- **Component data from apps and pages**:
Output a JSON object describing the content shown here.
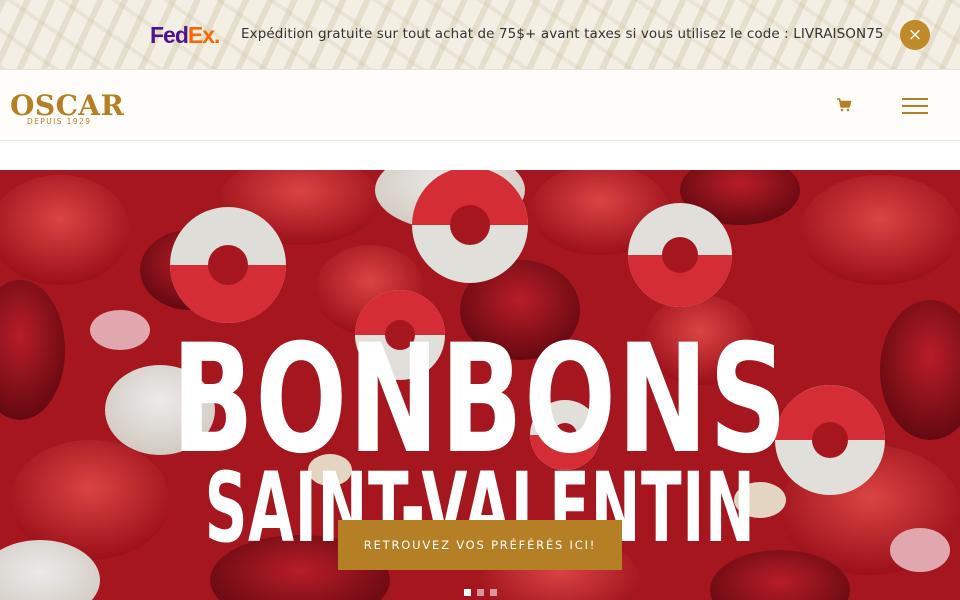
{
  "promo": {
    "carrier_logo_fed": "Fed",
    "carrier_logo_ex": "Ex.",
    "message": "Expédition gratuite sur tout achat de 75$+ avant taxes si vous utilisez le code : LIVRAISON75",
    "close_label": "×"
  },
  "header": {
    "brand_name": "OSCAR",
    "brand_tagline": "DEPUIS 1929",
    "cart_icon": "cart-icon",
    "menu_icon": "hamburger-menu-icon"
  },
  "hero": {
    "title": "BONBONS",
    "subtitle": "SAINT-VALENTIN",
    "cta_label": "RETROUVEZ VOS PRÉFÉRÉS ICI!",
    "slides_count": 3,
    "active_slide": 1
  },
  "colors": {
    "accent_gold": "#b57f25",
    "close_button": "#c08a2a",
    "fedex_purple": "#4d148c",
    "fedex_orange": "#ff6600",
    "hero_red": "#c21d2a"
  }
}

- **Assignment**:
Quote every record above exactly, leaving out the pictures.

- **Written answer**:
Output a JSON object describing the content shown here.
{
  "promo": {
    "carrier_logo_fed": "Fed",
    "carrier_logo_ex": "Ex.",
    "message": "Expédition gratuite sur tout achat de 75$+ avant taxes si vous utilisez le code : LIVRAISON75",
    "close_label": "×"
  },
  "header": {
    "brand_name": "OSCAR",
    "brand_tagline": "DEPUIS 1929",
    "cart_icon": "cart-icon",
    "menu_icon": "hamburger-menu-icon"
  },
  "hero": {
    "title": "BONBONS",
    "subtitle": "SAINT-VALENTIN",
    "cta_label": "RETROUVEZ VOS PRÉFÉRÉS ICI!",
    "slides_count": 3,
    "active_slide": 1
  },
  "colors": {
    "accent_gold": "#b57f25",
    "close_button": "#c08a2a",
    "fedex_purple": "#4d148c",
    "fedex_orange": "#ff6600",
    "hero_red": "#c21d2a"
  }
}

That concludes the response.